Facing where we came from, who we were, what we’ve been through, and how incredibly difficult it’s been to get out of it alive has been more challenging than the incredible amount of time we spent in our archives or all the technical problems we faced crafting every single element of the project ourselves.
I guess that’s the long answer… Well, a part of it anyhow!
Why was it important to you to open up about yourselves so much?
I think it became necessary the moment I admitted that I somehow became the shadow of somebody else’s story, a witness to my own life, that I grew apart from everybody else and that I was completely isolated emotionally. I could have talked about it to some professionals or just opened up to the others, but writing has always been my way of expressing myself. So I faced it. And honestly, more than truth, allowed me to let go in a positive way rather than a drama-like public self-flagellation. I was pretty reluctant at first, but I somehow knew it was alright to do it.

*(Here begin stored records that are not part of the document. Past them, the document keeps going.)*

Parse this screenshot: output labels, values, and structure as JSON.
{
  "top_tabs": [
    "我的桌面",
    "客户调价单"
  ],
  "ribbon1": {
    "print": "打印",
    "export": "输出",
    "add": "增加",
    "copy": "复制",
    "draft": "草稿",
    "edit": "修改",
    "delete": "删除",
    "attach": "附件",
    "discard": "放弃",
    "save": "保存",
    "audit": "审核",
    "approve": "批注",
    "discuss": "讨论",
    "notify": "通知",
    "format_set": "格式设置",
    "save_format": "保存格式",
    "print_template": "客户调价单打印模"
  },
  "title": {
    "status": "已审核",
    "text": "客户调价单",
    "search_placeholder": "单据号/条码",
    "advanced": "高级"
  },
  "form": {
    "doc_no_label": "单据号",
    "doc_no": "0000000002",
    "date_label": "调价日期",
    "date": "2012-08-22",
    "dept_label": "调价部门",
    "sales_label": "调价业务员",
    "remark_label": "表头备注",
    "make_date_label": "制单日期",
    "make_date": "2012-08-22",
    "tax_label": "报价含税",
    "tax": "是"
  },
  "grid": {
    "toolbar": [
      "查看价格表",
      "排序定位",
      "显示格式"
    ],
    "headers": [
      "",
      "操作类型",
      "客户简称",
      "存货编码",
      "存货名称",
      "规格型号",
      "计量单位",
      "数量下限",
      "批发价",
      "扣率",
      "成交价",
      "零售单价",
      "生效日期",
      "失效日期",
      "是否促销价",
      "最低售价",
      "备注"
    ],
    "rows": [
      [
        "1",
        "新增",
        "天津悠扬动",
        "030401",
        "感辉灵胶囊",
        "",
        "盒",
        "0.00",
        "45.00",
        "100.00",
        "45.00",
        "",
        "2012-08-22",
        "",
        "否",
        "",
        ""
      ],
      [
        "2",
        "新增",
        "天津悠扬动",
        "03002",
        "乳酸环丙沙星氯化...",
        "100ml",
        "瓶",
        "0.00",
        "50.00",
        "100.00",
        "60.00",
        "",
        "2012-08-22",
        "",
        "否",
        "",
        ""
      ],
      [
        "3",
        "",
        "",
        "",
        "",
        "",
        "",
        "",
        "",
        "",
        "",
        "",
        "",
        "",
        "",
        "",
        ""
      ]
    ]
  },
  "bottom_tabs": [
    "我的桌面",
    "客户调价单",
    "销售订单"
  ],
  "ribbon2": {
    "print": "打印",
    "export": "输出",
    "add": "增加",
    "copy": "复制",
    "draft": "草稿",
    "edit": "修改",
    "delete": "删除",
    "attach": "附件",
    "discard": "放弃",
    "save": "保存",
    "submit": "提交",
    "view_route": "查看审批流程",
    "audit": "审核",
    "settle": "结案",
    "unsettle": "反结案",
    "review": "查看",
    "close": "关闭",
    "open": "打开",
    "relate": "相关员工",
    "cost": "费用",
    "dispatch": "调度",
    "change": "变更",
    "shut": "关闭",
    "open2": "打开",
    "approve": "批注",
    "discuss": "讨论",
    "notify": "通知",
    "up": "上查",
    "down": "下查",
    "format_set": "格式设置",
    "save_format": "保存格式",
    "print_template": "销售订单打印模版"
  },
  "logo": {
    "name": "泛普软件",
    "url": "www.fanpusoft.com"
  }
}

Even if we’re a little more sensitive to those issues, I realized that depression and mental illness are highly difficult to admit to yourself. It became a taboo of sorts, as being “strong” has always been the answer to questions that might require being fragile. Well, at least that’s how I see it and how I now allow myself to address those issues. Matthew Good’s personal story raised a flag for me a few years ago… It broke the cycle of isolation in a way.
How would you describe what has made the band such a tight-knit unit, both as friends and musicians?
I would say that we learned to accept our differences – and God knows how different we are! So rather than feeding the necessary band compromises, we try to keep defining and redefining the nature of our shared language. We’ve acknowledged the fact that we’re all fighting our demons and shadows, and we’ve learned to receive each other for who we are rather than trying to fit others into our self-preservation views.
It’s difficult to define why, but we found each other, and we kinda found our purpose. The rest is a choice. We’ve learned over the years that projects, as fresh and uplifting as they might be, aren’t substitutes for the time we invest in each other, nor can they truly cover any problems forever. All good mottos and philosophical views we need to remember, sometimes more than others!
What can you say about any new music you’re working on now?
We’ve been working on different musical projects. Sef, Ben and I are presently completing a soundtrack project to be released sometime next year. I’ve got a French spoken word/noise/experimental album coming up as well. And I’m bringing the whole YFE circus to Tangier at the end of the month to start working on our next album in a recording studio I established in the heart of the city… Let’s just say there’s currently a lot of noise in our lives!
What are your fondest musical memories as you were growing up?
I think it would be the passionate debates and fights over real rock ’n’ roll legitimacy. Between my mother’s love for Elvis and my father’s allegiance to Creedence Clearwater Revival, the fierce conversations led to my first understanding of a man having to sleep on a couch for whatever reason! Anyway, they would later find common ground by being on the same page for their total despise towards my passion for Ministry, Skinny Puppy and The Cure. I know, I never understood why either. Maybe it has something to do with the hair… I don’t know. Go figure!
We want to take the time to thank everyone who attended the “Bla Bla Bla: The Live Show” a little earlier today! It was a blast to be together with you once more as we are beginning a new chapter of our common story!
In case you missed the live broadcast of the Bla Bla Bla, the rerun is still up on the band’s Facebook page!